After complaining of the DHS director’s lack of responsiveness, Sen. Missy Irvin, R-Mountain View, testified that that Gillespie and other DHS officials had provided ample information concerning the Medicaid waiver and Arkansas Works in committee meetings and other legislative forums. Not speaking to King directly, she said “any senator” could voluntarily attend those meetings to get their questions answered.
Irvin’s response caused King and other lawmakers to engage in a heated back-and-forth concerning Arkansas Works and other financial matters until Sen. Linda Chesterfield, D-Little Rock, interjected and asked the lawmakers to “be civil.”
Soon after, the joint legislative committee removed holds on HB 1088 and several other key appropriation bills after Teague convinced King and other lawmakers that the panel needed to move forward for the General Assembly to end the 30-day session next week. The off-year session, which is held every two years, must end by March 13 unless there is a three-fourths vote to extend it an additional 15 days.
Hendren, Teague and several other lawmakers and policymakers polled by Talk Business & Politics said they expect tomorrow’s Senate floor vote on HB 1088 to be very close. As of today, there are only 33 senators seated with 27 votes necessary for all appropriation bills.
Sen. Eddie Joe Williams, R-Cabot, who voted for the appropriation last year, resigned to work for the Trump administration. Sen. Greg Standridge, R-Russellville, who was recorded as not voting, died after the session.

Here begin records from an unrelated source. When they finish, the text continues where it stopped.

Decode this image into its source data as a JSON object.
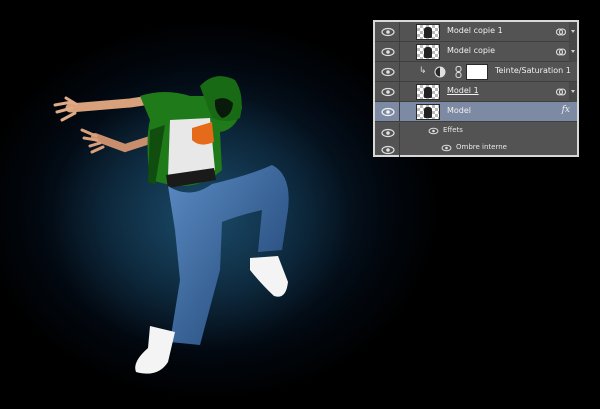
{
  "layers_panel": {
    "layers": [
      {
        "name": "Model copie 1",
        "type": "pixel",
        "selected": false
      },
      {
        "name": "Model copie",
        "type": "pixel",
        "selected": false
      },
      {
        "name": "Teinte/Saturation 1",
        "type": "adjustment",
        "selected": false
      },
      {
        "name": "Model 1",
        "type": "pixel",
        "selected": false
      },
      {
        "name": "Model",
        "type": "pixel",
        "selected": true,
        "fx": "fx"
      }
    ],
    "effects_label": "Effets",
    "effect_items": [
      "Ombre interne"
    ]
  },
  "colors": {
    "panel_bg": "#535353",
    "panel_border": "#d8d8d8",
    "selected_row": "#7d8aa3",
    "hoodie": "#1f7a1a",
    "jeans": "#2d5f9a"
  },
  "icons": [
    "eye-icon",
    "link-icon",
    "fx-icon",
    "adjustment-icon",
    "chain-icon",
    "clip-arrow-icon"
  ]
}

Sen. Jake Files, R-Fort Smith, resigned after pleading guilty to wire and bank fraud. Special elections to replace them will not occur until after the session ends.
Two weeks ago, Gov. Hutchinson told reporters he will call lawmakers back to the State Capitol immediately after the ongoing fiscal session to pass legislation to address growing concerns on rising health costs associated with so-called PBMs, or pharmacy benefit managers. However, the governor said the session will only start if Senate President Pro Tempore Jonathan Dismang, R-Searcy, and Speaker of the House Jeremy Gillam, R-Judsonia, and other legislative leaders can find a two-thirds consensus of the full General Assembly to speedily approve the PBM proposal and clean-up legislation on open containers of alcohol in motor vehicles.
Earlier in the day, Seema Verna, CMS administrator and the chief architect of Indiana’s redesigned Medicaid program under Vice President Mike Pence, signed the Medicaid waiver and gave it to Gov. Asa Hutchinson during an overflow press conference at the Governor’s Conference Room. The Trump administration is still considering the state’s request to lower the income eligibility to 100% of the federal poverty level.
If HB 1088 is approved by the Senate and House, Arkansas DHS officials will immediately begin phasing in the program, beginning with recipients ages 30-49 this year. Next year, recipients ages 19-30 will be required to work or engage in work-related activities.
The waiver will affect 39,918 beneficiaries this year, said DHS spokesperson Amy Webb. The state has 99,632 recipients ages 30-49, but 59,714 qualify for an exemption. Exempted beneficiaries include those who are medically frail, those who are pregnant, those who face a short-term incapacitation or are caring for an incapacitated person, and others. Arkansas Works covered about 286,000 Arkansans as of the beginning of the year.